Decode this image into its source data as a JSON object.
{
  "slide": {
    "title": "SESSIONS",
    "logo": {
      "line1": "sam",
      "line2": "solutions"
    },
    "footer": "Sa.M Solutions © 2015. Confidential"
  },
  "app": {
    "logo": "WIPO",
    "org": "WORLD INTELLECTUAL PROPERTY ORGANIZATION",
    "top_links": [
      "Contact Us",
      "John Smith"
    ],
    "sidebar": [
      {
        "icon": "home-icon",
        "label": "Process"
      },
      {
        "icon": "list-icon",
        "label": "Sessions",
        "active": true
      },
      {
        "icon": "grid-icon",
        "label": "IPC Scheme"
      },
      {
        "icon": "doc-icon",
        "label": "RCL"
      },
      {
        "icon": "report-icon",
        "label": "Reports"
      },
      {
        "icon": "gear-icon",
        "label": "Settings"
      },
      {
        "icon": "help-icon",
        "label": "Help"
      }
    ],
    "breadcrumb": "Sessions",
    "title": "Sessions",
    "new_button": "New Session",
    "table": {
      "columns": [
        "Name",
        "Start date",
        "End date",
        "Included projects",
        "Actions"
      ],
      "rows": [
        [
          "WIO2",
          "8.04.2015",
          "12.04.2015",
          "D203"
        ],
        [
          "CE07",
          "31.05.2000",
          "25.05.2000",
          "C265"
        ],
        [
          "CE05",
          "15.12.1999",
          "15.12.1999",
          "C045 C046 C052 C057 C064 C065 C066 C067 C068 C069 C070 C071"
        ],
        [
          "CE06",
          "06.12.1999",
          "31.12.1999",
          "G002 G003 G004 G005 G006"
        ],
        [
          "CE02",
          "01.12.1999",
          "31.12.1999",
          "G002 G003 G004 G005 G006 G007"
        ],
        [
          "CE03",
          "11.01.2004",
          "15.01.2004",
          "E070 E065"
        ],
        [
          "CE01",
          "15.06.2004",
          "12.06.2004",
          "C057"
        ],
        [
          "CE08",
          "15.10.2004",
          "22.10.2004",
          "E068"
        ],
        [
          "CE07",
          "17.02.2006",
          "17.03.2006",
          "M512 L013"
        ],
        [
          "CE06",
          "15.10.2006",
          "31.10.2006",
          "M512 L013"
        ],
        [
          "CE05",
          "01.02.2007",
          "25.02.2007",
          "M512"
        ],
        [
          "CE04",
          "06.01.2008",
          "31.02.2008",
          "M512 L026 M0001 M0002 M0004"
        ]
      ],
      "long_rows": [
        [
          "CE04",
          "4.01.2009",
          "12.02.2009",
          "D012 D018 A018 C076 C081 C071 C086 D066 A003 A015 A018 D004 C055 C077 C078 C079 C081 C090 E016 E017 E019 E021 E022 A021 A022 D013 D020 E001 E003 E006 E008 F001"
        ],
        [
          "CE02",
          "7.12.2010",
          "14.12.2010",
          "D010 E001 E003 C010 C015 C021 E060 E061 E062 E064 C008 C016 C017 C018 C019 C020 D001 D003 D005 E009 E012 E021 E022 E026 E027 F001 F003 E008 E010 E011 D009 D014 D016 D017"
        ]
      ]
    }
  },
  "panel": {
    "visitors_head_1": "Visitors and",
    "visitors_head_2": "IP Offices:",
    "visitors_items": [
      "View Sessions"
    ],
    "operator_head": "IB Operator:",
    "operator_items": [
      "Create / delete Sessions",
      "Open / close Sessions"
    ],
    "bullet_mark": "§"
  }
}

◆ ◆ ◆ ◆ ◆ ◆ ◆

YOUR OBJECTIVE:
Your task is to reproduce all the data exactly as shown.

EXERCISE ANSWER:
Decode this image into its source data as a JSON object.
{
  "slide": {
    "title": "SESSIONS",
    "logo": {
      "line1": "sam",
      "line2": "solutions"
    },
    "footer": "Sa.M Solutions © 2015. Confidential"
  },
  "app": {
    "logo": "WIPO",
    "org": "WORLD INTELLECTUAL PROPERTY ORGANIZATION",
    "top_links": [
      "Contact Us",
      "John Smith"
    ],
    "sidebar": [
      {
        "icon": "home-icon",
        "label": "Process"
      },
      {
        "icon": "list-icon",
        "label": "Sessions",
        "active": true
      },
      {
        "icon": "grid-icon",
        "label": "IPC Scheme"
      },
      {
        "icon": "doc-icon",
        "label": "RCL"
      },
      {
        "icon": "report-icon",
        "label": "Reports"
      },
      {
        "icon": "gear-icon",
        "label": "Settings"
      },
      {
        "icon": "help-icon",
        "label": "Help"
      }
    ],
    "breadcrumb": "Sessions",
    "title": "Sessions",
    "new_button": "New Session",
    "table": {
      "columns": [
        "Name",
        "Start date",
        "End date",
        "Included projects",
        "Actions"
      ],
      "rows": [
        [
          "WIO2",
          "8.04.2015",
          "12.04.2015",
          "D203"
        ],
        [
          "CE07",
          "31.05.2000",
          "25.05.2000",
          "C265"
        ],
        [
          "CE05",
          "15.12.1999",
          "15.12.1999",
          "C045 C046 C052 C057 C064 C065 C066 C067 C068 C069 C070 C071"
        ],
        [
          "CE06",
          "06.12.1999",
          "31.12.1999",
          "G002 G003 G004 G005 G006"
        ],
        [
          "CE02",
          "01.12.1999",
          "31.12.1999",
          "G002 G003 G004 G005 G006 G007"
        ],
        [
          "CE03",
          "11.01.2004",
          "15.01.2004",
          "E070 E065"
        ],
        [
          "CE01",
          "15.06.2004",
          "12.06.2004",
          "C057"
        ],
        [
          "CE08",
          "15.10.2004",
          "22.10.2004",
          "E068"
        ],
        [
          "CE07",
          "17.02.2006",
          "17.03.2006",
          "M512 L013"
        ],
        [
          "CE06",
          "15.10.2006",
          "31.10.2006",
          "M512 L013"
        ],
        [
          "CE05",
          "01.02.2007",
          "25.02.2007",
          "M512"
        ],
        [
          "CE04",
          "06.01.2008",
          "31.02.2008",
          "M512 L026 M0001 M0002 M0004"
        ]
      ],
      "long_rows": [
        [
          "CE04",
          "4.01.2009",
          "12.02.2009",
          "D012 D018 A018 C076 C081 C071 C086 D066 A003 A015 A018 D004 C055 C077 C078 C079 C081 C090 E016 E017 E019 E021 E022 A021 A022 D013 D020 E001 E003 E006 E008 F001"
        ],
        [
          "CE02",
          "7.12.2010",
          "14.12.2010",
          "D010 E001 E003 C010 C015 C021 E060 E061 E062 E064 C008 C016 C017 C018 C019 C020 D001 D003 D005 E009 E012 E021 E022 E026 E027 F001 F003 E008 E010 E011 D009 D014 D016 D017"
        ]
      ]
    }
  },
  "panel": {
    "visitors_head_1": "Visitors and",
    "visitors_head_2": "IP Offices:",
    "visitors_items": [
      "View Sessions"
    ],
    "operator_head": "IB Operator:",
    "operator_items": [
      "Create / delete Sessions",
      "Open / close Sessions"
    ],
    "bullet_mark": "§"
  }
}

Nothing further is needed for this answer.